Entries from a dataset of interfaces
- - -

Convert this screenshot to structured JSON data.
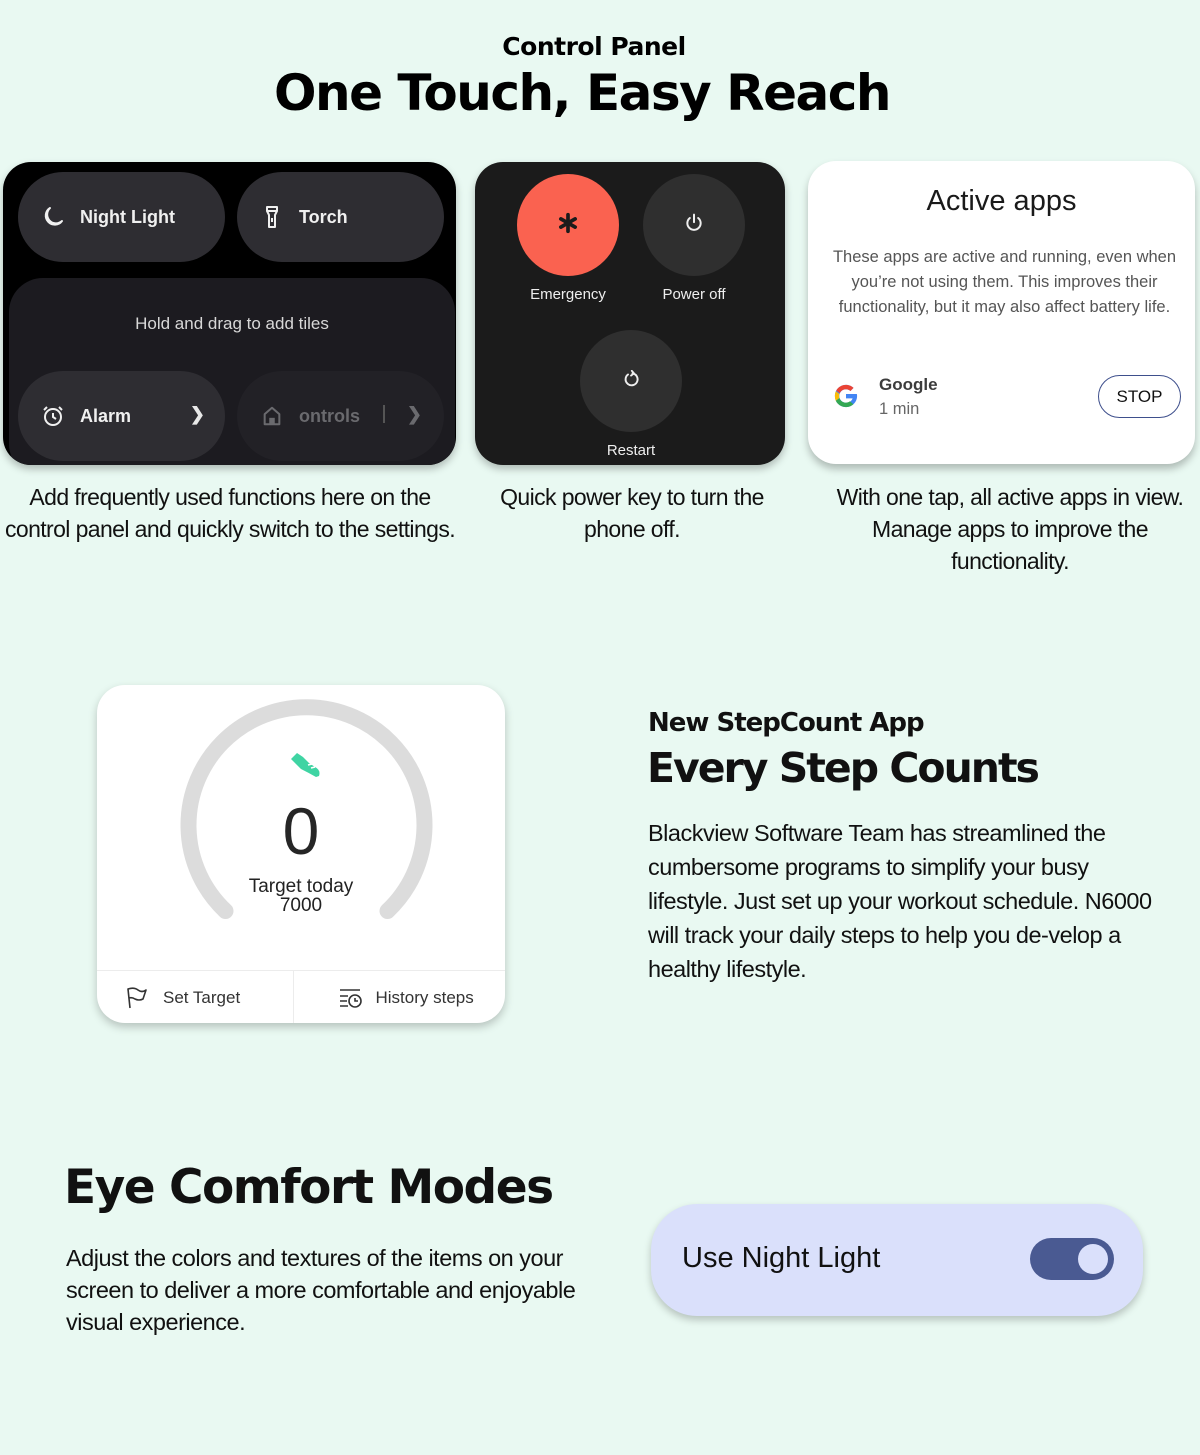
{
  "header": {
    "eyebrow": "Control Panel",
    "title": "One Touch, Easy Reach"
  },
  "quick_tiles": {
    "tiles": [
      {
        "label": "Night Light",
        "icon": "moon-icon"
      },
      {
        "label": "Torch",
        "icon": "flashlight-icon"
      },
      {
        "label": "Alarm",
        "icon": "alarm-clock-icon"
      },
      {
        "label": "ontrols",
        "icon": "home-icon"
      }
    ],
    "drop_hint": "Hold and drag to add tiles",
    "caption": "Add frequently used functions here on the control panel and quickly switch to the settings."
  },
  "power_menu": {
    "buttons": [
      {
        "label": "Emergency",
        "icon": "asterisk-icon",
        "color": "#fa6250"
      },
      {
        "label": "Power off",
        "icon": "power-icon"
      },
      {
        "label": "Restart",
        "icon": "restart-icon"
      }
    ],
    "caption": "Quick power key to turn the phone off."
  },
  "active_apps": {
    "title": "Active apps",
    "description": "These apps are active and running, even when you’re not using them. This improves their functionality, but it may also affect battery life.",
    "apps": [
      {
        "name": "Google",
        "duration": "1 min",
        "action": "STOP"
      }
    ],
    "caption": "With one tap, all active apps in view. Manage apps to improve the functionality."
  },
  "step_count": {
    "steps": "0",
    "target_label": "Target today",
    "target_value": "7000",
    "progress_fraction": 0,
    "accent_color": "#3fd4a3",
    "set_target_label": "Set Target",
    "history_label": "History steps",
    "eyebrow": "New StepCount App",
    "title": "Every Step Counts",
    "body": "Blackview Software Team has streamlined the cumbersome programs to simplify your busy lifestyle. Just set up your workout schedule. N6000 will track your daily steps to help you de-velop a healthy lifestyle."
  },
  "eye_comfort": {
    "title": "Eye Comfort Modes",
    "body": "Adjust the colors and textures of the items on your screen to deliver a more comfortable and enjoyable visual experience.",
    "setting_label": "Use Night Light",
    "toggle_on": true,
    "toggle_color": "#4a5a92"
  }
}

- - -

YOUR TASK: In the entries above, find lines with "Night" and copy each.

WRITTEN REPLY:
        "label": "Night Light",
    "setting_label": "Use Night Light",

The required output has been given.